▶ TO DO
The lines wanted are those in the data below that include "reviews".

*** Begin section ***

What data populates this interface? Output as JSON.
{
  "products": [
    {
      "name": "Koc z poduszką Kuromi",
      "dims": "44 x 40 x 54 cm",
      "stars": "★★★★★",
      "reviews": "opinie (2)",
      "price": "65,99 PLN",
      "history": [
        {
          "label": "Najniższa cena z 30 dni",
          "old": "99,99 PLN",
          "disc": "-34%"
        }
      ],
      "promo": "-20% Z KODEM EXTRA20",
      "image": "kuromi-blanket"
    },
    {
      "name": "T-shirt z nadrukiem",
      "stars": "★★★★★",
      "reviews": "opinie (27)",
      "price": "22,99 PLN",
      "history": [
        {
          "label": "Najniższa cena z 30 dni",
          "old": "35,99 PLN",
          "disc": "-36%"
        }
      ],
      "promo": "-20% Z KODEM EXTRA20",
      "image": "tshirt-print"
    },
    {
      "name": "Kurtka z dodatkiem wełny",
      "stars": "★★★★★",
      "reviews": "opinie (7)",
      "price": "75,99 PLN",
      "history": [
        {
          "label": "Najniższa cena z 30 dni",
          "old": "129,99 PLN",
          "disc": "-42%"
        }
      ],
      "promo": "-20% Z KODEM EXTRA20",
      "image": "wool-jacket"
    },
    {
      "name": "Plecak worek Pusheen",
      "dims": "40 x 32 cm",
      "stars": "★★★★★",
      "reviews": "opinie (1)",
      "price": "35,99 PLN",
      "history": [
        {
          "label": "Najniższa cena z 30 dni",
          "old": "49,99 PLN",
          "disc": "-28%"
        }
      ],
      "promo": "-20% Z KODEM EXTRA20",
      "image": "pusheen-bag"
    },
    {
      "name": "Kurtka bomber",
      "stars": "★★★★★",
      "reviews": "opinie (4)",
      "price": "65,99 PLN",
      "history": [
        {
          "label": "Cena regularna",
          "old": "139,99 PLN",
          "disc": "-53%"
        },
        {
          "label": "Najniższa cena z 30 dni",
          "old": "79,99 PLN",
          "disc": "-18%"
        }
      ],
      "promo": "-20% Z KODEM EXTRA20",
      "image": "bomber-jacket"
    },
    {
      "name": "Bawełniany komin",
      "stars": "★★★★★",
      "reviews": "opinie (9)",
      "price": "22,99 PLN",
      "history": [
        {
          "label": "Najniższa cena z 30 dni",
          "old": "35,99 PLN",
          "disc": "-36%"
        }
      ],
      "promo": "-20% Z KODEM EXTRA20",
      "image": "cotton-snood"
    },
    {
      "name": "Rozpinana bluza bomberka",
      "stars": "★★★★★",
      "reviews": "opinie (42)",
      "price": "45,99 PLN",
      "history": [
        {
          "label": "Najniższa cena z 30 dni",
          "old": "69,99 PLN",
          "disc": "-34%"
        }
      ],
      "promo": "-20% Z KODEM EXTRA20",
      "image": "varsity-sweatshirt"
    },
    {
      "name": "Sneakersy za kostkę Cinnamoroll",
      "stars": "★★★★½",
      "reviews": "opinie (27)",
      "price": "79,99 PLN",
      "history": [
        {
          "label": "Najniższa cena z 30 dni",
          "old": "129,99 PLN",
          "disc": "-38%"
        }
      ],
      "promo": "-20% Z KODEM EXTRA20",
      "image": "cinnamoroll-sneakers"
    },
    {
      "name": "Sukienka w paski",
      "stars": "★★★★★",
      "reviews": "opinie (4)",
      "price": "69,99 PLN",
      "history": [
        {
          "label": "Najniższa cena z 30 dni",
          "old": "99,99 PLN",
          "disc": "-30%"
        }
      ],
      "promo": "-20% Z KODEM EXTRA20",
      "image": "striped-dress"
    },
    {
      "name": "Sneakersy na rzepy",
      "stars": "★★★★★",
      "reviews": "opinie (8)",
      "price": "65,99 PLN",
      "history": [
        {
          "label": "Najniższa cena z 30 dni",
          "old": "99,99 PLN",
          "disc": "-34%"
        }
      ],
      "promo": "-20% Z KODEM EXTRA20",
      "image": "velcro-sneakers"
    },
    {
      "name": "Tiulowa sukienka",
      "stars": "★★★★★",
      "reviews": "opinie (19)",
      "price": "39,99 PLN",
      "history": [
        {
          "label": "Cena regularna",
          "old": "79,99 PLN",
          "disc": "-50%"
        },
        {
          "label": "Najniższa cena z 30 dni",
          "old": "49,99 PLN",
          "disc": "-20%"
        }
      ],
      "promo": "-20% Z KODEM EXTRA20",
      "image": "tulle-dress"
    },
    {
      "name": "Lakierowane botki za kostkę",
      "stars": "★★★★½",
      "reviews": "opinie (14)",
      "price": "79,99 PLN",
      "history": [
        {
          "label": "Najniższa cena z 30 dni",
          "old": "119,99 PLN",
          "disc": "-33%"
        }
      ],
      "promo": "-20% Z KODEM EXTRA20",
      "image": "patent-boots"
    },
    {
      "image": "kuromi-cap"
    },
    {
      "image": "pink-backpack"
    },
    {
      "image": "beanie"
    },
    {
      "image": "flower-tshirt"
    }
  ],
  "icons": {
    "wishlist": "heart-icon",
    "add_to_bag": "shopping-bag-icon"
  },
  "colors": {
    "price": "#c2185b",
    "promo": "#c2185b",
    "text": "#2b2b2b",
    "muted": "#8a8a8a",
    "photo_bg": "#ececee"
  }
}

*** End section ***

▶ YOUR RESPONSE
      "reviews": "opinie (2)",
      "reviews": "opinie (27)",
      "reviews": "opinie (7)",
      "reviews": "opinie (1)",
      "reviews": "opinie (4)",
      "reviews": "opinie (9)",
      "reviews": "opinie (42)",
      "reviews": "opinie (27)",
      "reviews": "opinie (4)",
      "reviews": "opinie (8)",
      "reviews": "opinie (19)",
      "reviews": "opinie (14)",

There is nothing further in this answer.